Guest blogger Center for Women member and SC Women’s Business Center Advisory Council Member, Holly Fisher, recaps columnists talk on women’s rights.
Women hold up half the sky.
- Chinese saying
Among the grim stories of how women and girls around the world face abuse, discrimination and a life as second-class citizens, there are stories of hope. I left with that message after hearing Pulitzer Prize-winning journalist and author Nicholas Kristof speak at a luncheon yesterday put on by the Center for Women here in Charleston.
Kristof is the author of “Half The Sky,” a book about how to turn oppression into opportunity for women worldwide. His talk fell in line with Women’s History Month and this year’s theme of education and empowerment for women.
A long-time reporter for The New York Times, Kristof has spent years reporting on foreign countries and many of the atrocities against women. It’s no secret females in China face an uphill battle. Kristof recounted a story from 1990 in which a young girl had to drop out of school in sixth grade, despite being at the top of her class. The $13 in school fees just weren’t a priority for her parents.
Kristof reported on this girl, and NYT readers responded with donations that were used to subsidize school fees for girls in this small Chinese village – provided the girls maintained good grades.
That sixth grade girl went to get an accounting degree and eventually start her own accounting firm. She was able to share the money she made with family members who went on to start businesses as well. The entire village prospered — all because girls were afforded an education.
Those are stories of hope. But for each story like that, there are countless stories, statistics and sadness that represent what Kristof calls “the central moral challenge of the 21st century: the inequitable treatment of women and girls around the world.”
So what is the answer? Education and empowerment. As Kristof said, “We have to educate girls and bring those women in the work force. Women and girls aren’t the problem but the solution.”
One significant issue facing women around the world — and even here in the United States is sex trafficking. Girls are often kidnapped and forced to work in brothels. In 2004, Kristof “purchased” two girls from brothels and returned them to their villages. The cost for both girls was about $350. But the price wasn’t even most disturbing to Kristof, it was that he received a receipt.
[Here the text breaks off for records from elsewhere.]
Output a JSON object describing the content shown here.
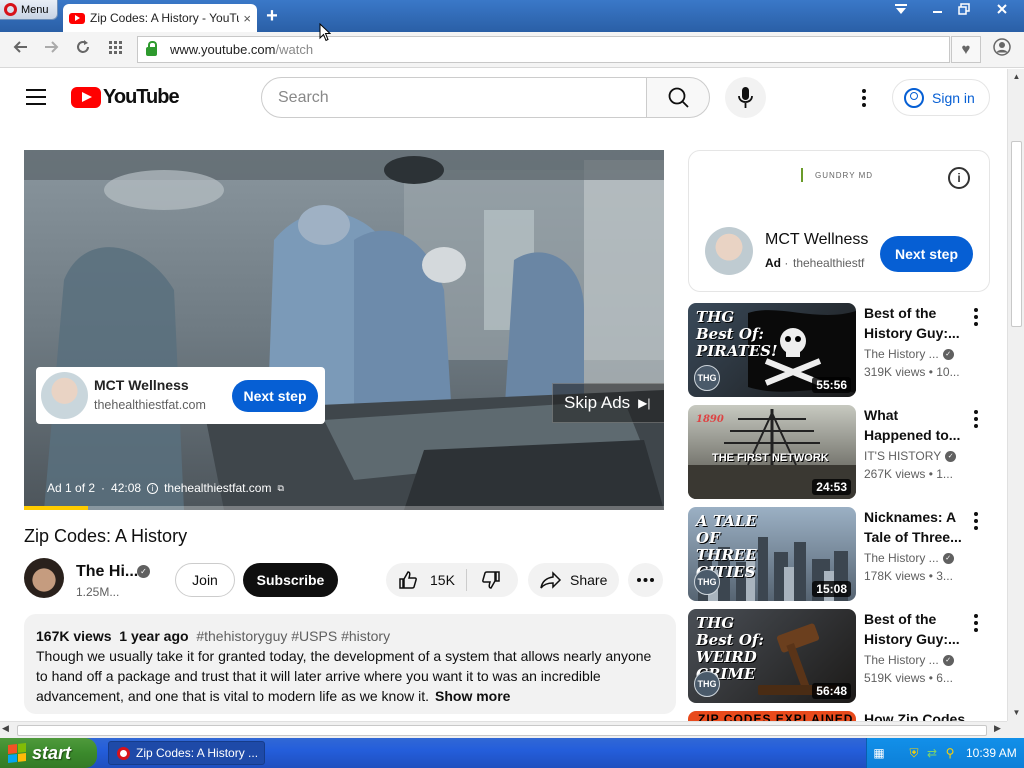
{
  "browser": {
    "menu_label": "Menu",
    "tab_title": "Zip Codes: A History - YouTu",
    "tab_close": "×",
    "new_tab": "+",
    "url_host": "www.youtube.com",
    "url_path": "/watch"
  },
  "youtube": {
    "logo_text": "YouTube",
    "search_placeholder": "Search",
    "sign_in": "Sign in"
  },
  "player": {
    "ad_card": {
      "name": "MCT Wellness",
      "site": "thehealthiestfat.com",
      "button": "Next step"
    },
    "skip_ads": "Skip Ads",
    "ad_position": "Ad 1 of 2",
    "ad_time": "42:08",
    "ad_domain": "thehealthiestfat.com",
    "ad_progress_fraction": 0.1
  },
  "video": {
    "title": "Zip Codes: A History",
    "channel_name": "The Hi...",
    "subscribers": "1.25M...",
    "join": "Join",
    "subscribe": "Subscribe",
    "likes": "15K",
    "share": "Share"
  },
  "description": {
    "views": "167K views",
    "age": "1 year ago",
    "tags": "#thehistoryguy #USPS #history",
    "text": "Though we usually take it for granted today, the development of a system that allows nearly anyone to hand off a package and trust that it will later arrive where you want it to was an incredible advancement, and one that is vital to modern life as we know it.",
    "show_more": "Show more"
  },
  "sidebar_ad": {
    "brand": "GUNDRY MD",
    "name": "MCT Wellness",
    "ad_label": "Ad",
    "site": "thehealthiestf",
    "button": "Next step"
  },
  "recommendations": [
    {
      "title_line1": "Best of the",
      "title_line2": "History Guy:...",
      "channel": "The History ...",
      "views": "319K views • 10...",
      "duration": "55:56",
      "caption": "THG Best Of: PIRATES!"
    },
    {
      "title_line1": "What",
      "title_line2": "Happened to...",
      "channel": "IT'S HISTORY",
      "views": "267K views • 1...",
      "duration": "24:53",
      "caption": "THE FIRST NETWORK"
    },
    {
      "title_line1": "Nicknames: A",
      "title_line2": "Tale of Three...",
      "channel": "The History ...",
      "views": "178K views • 3...",
      "duration": "15:08",
      "caption": "A TALE OF THREE CITIES"
    },
    {
      "title_line1": "Best of the",
      "title_line2": "History Guy:...",
      "channel": "The History ...",
      "views": "519K views • 6...",
      "duration": "56:48",
      "caption": "THG Best Of: WEIRD CRIME"
    },
    {
      "title_line1": "How Zip Codes",
      "caption": "ZIP CODES EXPLAINED"
    }
  ],
  "thumb_extras": {
    "year_1890": "1890",
    "thg_logo": "THG"
  },
  "taskbar": {
    "start": "start",
    "task_title": "Zip Codes: A History ...",
    "clock": "10:39 AM"
  },
  "colors": {
    "yt_red": "#ff0000",
    "yt_blue": "#065fd4",
    "xp_blue": "#245edb",
    "xp_green": "#3b8a2c"
  }
}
“When you get a receipt in the 21st century for buying another human being that should be a disgrace on the entire world,” he said.
It’s hard to even imagine living your life as a piece of property. I’ve certainly never been sold. I’ve never been denied proper medical treatment or an education because I’m a woman. All of us in that room yesterday are fortunate and because of that, we need to do our part to ensure women here at home and around the globe have the same rights, opportunities and chance to fulfill their dreams as we do.
How can you help?
Check out Kristof’s book “Half the Sky” and his website at www.halftheskymovement.org for resources and ways to get involved.
The website backpage.com regularly has advertisements for young girls who are part of this sex trafficking problem. The site is owned by Village Voice Media and you can put pressure on the company to stop running these ads. Encourage their legitimate advertisers to drop their ads, which hits the company where it hurts most – the bottom line. Also, visit www.Change.org to sign the petition against the Village Voice.